The current offering is certainly a great start, but I hope that the dev team is making a note of all the customer feedback published online (there is quite a lot!) and will be incorporating some of these ideas as improvements. Of course this app could also be extended in several exciting ways. I would like to see an integration of the OTP functionality in the online banking site enabling them to get rid of those annoying (and silly) OTP SMS’s. InContact messages can now also be migrated to push notifications, rather than SMS’s adding greater convenience and saving costs! There is also a need for expanded payments options, better investment handling and more advanced eBucks features. (Although setting up beneficiaries on your phones of course adds potential risks such as muggers forcing you to add them and transfers funds at gunpoint.)
Several statements on the internet have alluded that FNB is indeed busy developing many of these features. I look forward to future updates.
Currently this app is simply another channel to access existing banking services. Mobile banking can be about much more than that though. An app like this opens the door to many other opportunities. Imagine dining with friend and splitting the bill using your FNB app. Settling of balances can happen right there… no more “I’ll EFT you later”. Micro payments can truly become a reality. In a year or two we can even conclude purchases using NFC (or “bumping”) via the app. The possibilities are endless. It is now up to FNB to innovate, not only on the platform side, but also on the business offering side.
I was pleasantly surprised not only to hear that the rumours of this app was true, but also by the professionalism and range of services offered. This app is another step in the right direction and just another reason why I am proud to be a FNB customer.

The app is currently available, free of charge,  for touch screen phones in the respective Android, Blackberry and iPhone app stores. For more information see This entry relates only to the iPhone version of the application, but it is my understanding that the functionality is similar on other platforms.

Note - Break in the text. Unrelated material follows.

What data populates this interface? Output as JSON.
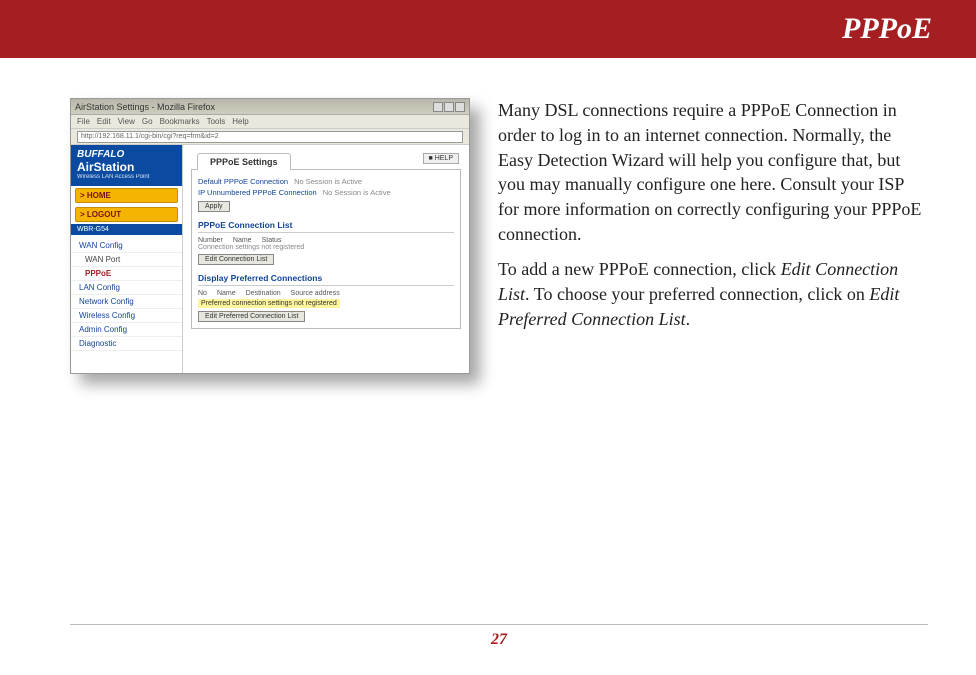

Full disclosure: The author is an FNB client and (very minor) shareholder. For obvious reasons account details have been blurred out in screenshots.
(For the original review and a full set of screenshots, please visit